As a member of the Boomerang Alliance, Surfrider Foundation welcomes the recent announcement that the state government will investigate a container deposit scheme for Queensland, as well as possible restrictions on single-use plastic bags.
This is a first step towards the development of a scheme and meets an election promise by the government. The move also allows the state to collaborate with NSW who plan to introduce a container deposit scheme in mid-2017.
Minister for Environment and Heritage Protection Steven Miles said that South Australia, Northern Territory, the ACT and Tasmania had banned the use of single-use plastic bags, and the Queensland government was interested in seeing what may work both at a national and state level.
The 2014 Clean Up Australia Rubbish Report highlighted how polluted Queensland is, with plastics and drink containers being particular problems. Beverage containers represented more than 37% of the Top 10 litter items reported by clean-up volunteers last year, and SEQ Healthywaterways reports show a 50% increase in plastic bottles found during clean ups since 2007.
For a number of years Surfrider Foundation has been highlighting the impacts of plastics in the marine environment through our Rise Above Plastics campaign, which seeks to raise awareness about the dangers of plastic pollution and encourage community members and local businesses to reduce single-use plastic products.
Virtually every piece of plastic that has ever been made still exists in some shape or form, including as litter on our streets and beaches, which ultimately ends up in our oceans. Each year, over 1 million seabirds and 100,000 marine mammals die from ingestion of, or entanglement in plastics.
The Rise Above Plastics campaign is a call to all surfers, beach goers and coastal communities to think about how they can make a difference, and prevent their ocean from turning into a ‘plastic soup’.
Go to http://www.surfridergct.org/rise_above_plastics for more details.
Surfrider GCT looks forward to working with Boomerang Alliance and its partners to progress the push towards these schemes being introduced into Queensland.
Drop us an email at email@example.com if you’d like to get involved in this campaign.
Surfrider Foundation Gold Coast
0414 939 642
Here is Boomerang Alliance’s full media release:
Clean up groups and environment organisations in Queensland have welcomed today’s announcement that the State Government will investigate a container deposit scheme for Queensland. This is a first step towards the development of a scheme and meets an election promise by the government. The move also allows the state to collaborate with NSW who plan to introduce a container deposit scheme in mid-2017.
‘Queensland is the most littered state in Australia with plastic bottles and plastic packaging representing the bulk of that litter. Recycling is also at a low ebb with the state missing out on significant employment creation opportunities,’ said Toby Hutcheon of the Boomerang Alliance, on behalf of the joint groups.
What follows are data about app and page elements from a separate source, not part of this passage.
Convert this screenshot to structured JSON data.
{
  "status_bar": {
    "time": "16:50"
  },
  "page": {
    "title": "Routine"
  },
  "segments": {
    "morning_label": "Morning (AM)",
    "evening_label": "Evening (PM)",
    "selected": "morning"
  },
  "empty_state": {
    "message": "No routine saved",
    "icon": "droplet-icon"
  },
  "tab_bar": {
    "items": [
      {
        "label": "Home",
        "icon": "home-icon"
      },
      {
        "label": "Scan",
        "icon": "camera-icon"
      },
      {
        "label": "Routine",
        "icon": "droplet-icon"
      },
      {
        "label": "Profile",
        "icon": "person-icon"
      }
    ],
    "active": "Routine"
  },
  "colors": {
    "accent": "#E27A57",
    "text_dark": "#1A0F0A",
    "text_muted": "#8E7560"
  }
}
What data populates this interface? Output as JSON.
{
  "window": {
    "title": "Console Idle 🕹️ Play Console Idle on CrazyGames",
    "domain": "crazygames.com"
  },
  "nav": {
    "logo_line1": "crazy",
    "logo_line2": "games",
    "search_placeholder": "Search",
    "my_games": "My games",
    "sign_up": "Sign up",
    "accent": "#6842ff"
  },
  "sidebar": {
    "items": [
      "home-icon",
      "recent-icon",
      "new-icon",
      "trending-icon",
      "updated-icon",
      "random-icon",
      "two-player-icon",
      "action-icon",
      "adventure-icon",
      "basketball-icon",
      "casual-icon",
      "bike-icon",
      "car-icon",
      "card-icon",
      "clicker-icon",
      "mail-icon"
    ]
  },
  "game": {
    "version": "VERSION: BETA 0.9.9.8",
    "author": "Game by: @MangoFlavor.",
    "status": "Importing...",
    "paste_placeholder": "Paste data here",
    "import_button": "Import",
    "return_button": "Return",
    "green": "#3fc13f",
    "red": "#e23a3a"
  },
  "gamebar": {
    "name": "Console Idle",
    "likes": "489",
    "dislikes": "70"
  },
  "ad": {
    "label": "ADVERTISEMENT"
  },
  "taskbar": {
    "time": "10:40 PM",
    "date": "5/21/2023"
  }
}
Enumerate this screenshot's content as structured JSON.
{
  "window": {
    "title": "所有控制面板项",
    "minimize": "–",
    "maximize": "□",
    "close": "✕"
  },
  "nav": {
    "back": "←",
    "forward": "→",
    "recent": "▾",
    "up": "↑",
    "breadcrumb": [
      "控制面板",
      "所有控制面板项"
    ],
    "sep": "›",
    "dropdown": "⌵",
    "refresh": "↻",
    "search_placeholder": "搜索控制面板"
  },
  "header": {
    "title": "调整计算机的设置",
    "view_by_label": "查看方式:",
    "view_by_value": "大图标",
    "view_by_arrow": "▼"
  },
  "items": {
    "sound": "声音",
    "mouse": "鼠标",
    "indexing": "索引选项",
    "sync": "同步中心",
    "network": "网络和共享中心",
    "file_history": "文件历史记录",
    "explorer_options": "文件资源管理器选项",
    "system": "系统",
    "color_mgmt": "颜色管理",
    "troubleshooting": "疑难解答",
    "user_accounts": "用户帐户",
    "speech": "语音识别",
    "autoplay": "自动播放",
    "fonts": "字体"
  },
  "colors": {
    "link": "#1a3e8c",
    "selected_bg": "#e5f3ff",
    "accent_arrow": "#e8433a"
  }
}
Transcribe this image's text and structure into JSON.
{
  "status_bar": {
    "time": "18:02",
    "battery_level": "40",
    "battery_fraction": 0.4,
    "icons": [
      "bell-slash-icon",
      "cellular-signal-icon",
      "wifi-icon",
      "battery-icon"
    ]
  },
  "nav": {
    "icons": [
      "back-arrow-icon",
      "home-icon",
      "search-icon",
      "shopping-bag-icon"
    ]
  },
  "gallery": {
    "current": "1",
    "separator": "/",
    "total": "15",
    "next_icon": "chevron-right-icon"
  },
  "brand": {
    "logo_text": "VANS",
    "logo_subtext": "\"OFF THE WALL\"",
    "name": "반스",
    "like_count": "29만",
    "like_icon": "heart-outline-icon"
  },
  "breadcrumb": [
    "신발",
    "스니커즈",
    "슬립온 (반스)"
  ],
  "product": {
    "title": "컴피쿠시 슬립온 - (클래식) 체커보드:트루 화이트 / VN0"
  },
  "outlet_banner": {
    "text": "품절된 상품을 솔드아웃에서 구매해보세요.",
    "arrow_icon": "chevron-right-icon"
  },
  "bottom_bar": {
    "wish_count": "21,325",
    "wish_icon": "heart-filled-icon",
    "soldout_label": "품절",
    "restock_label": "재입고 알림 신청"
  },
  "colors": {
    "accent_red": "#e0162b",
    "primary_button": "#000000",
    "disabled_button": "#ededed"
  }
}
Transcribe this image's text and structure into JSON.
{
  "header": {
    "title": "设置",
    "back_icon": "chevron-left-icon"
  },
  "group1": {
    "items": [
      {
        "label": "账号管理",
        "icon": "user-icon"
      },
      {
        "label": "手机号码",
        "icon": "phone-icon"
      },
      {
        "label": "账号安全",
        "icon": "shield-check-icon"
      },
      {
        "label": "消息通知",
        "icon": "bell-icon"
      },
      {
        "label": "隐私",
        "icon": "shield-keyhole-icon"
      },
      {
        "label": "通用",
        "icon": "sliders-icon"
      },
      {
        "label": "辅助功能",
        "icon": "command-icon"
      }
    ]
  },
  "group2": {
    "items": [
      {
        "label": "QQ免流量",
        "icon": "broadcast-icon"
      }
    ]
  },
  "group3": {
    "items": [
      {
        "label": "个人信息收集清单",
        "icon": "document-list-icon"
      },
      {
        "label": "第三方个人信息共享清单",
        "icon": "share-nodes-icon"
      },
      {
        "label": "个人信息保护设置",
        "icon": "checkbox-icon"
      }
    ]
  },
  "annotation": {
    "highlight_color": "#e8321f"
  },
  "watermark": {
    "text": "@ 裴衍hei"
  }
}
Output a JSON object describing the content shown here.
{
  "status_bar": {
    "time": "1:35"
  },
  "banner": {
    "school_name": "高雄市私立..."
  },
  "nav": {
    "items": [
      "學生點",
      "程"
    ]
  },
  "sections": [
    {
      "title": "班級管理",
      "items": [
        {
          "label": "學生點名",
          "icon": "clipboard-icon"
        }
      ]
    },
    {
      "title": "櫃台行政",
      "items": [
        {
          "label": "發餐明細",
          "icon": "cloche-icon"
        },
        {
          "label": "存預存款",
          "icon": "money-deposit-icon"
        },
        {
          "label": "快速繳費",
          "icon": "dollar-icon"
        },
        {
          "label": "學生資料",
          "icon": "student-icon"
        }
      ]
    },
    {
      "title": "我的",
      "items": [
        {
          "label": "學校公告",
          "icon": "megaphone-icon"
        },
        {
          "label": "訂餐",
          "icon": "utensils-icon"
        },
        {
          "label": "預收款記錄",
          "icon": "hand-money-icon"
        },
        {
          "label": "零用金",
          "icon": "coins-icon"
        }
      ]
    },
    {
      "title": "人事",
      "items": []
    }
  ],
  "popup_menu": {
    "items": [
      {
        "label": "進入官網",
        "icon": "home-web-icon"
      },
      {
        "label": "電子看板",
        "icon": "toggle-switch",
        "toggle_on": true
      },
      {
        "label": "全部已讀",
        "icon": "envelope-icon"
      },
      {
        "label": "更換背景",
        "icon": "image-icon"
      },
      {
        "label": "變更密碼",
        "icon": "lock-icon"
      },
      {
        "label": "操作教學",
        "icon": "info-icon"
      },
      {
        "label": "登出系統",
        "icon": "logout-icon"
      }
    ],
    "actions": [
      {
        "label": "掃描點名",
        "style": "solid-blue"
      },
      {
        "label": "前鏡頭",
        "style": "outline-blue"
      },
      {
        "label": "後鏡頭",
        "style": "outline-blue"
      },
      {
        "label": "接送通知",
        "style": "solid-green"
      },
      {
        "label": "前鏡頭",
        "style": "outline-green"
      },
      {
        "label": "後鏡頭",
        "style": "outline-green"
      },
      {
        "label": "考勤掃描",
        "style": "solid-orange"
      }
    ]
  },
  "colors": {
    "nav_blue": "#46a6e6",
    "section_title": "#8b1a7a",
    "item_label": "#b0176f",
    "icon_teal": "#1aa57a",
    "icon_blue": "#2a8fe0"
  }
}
‘Litter, particularly plastics, is not only an eyesore it’s deadly to wildlife. Thousands of sea birds die in Queensland every year whilst studies show that 30% of all turtle mortalities in Moreton Bay are due to plastic ingestion. Queenslanders don’t want their state to be known as the ‘rubbish state’.
Recent studies, including an ARC Coral Reef Study in the GBR, show that microplastics are accumulating in the marine environment and entering the food chain. Corals have been found to ingest these microplastics.
‘A cash for containers scheme that applies refundable deposits on all beverage containers is the proven approach to reducing beverage container litter with schemes in over 40 other jurisdictions around the world. ‘
‘In States such as South Australia, where a scheme has been in place for over 30 years, beverage container recycling rates are over 80% compared to Queensland’s less than 40%.’
A cash for container scheme will reduce litter management costs and, increase the value of kerbside collection materials for Councils; as well as providing a significant fundraising opportunity for community organisations that collect cans and bottles.
'A container deposit system would create hundreds of jobs and substantial funds every year for charities and local clubs.’
‘A container refund scheme is also popular with the community. A recent Newspoll by Boomerang Alliance (Jan 2015) showed that 85% of Queenslanders supported a container deposit scheme.’ said Hutcheon.
An investigation into a scheme is the first step towards addressing Queensland rubbish problem. We urge the State to ramp up its efforts, work with NSW and set its sights on implementing a scheme in 2017.
The groups said they would be active in community discussion about a scheme and warned they would vigorously oppose any token industry alternatives like the bin network and ‘thirst for good’.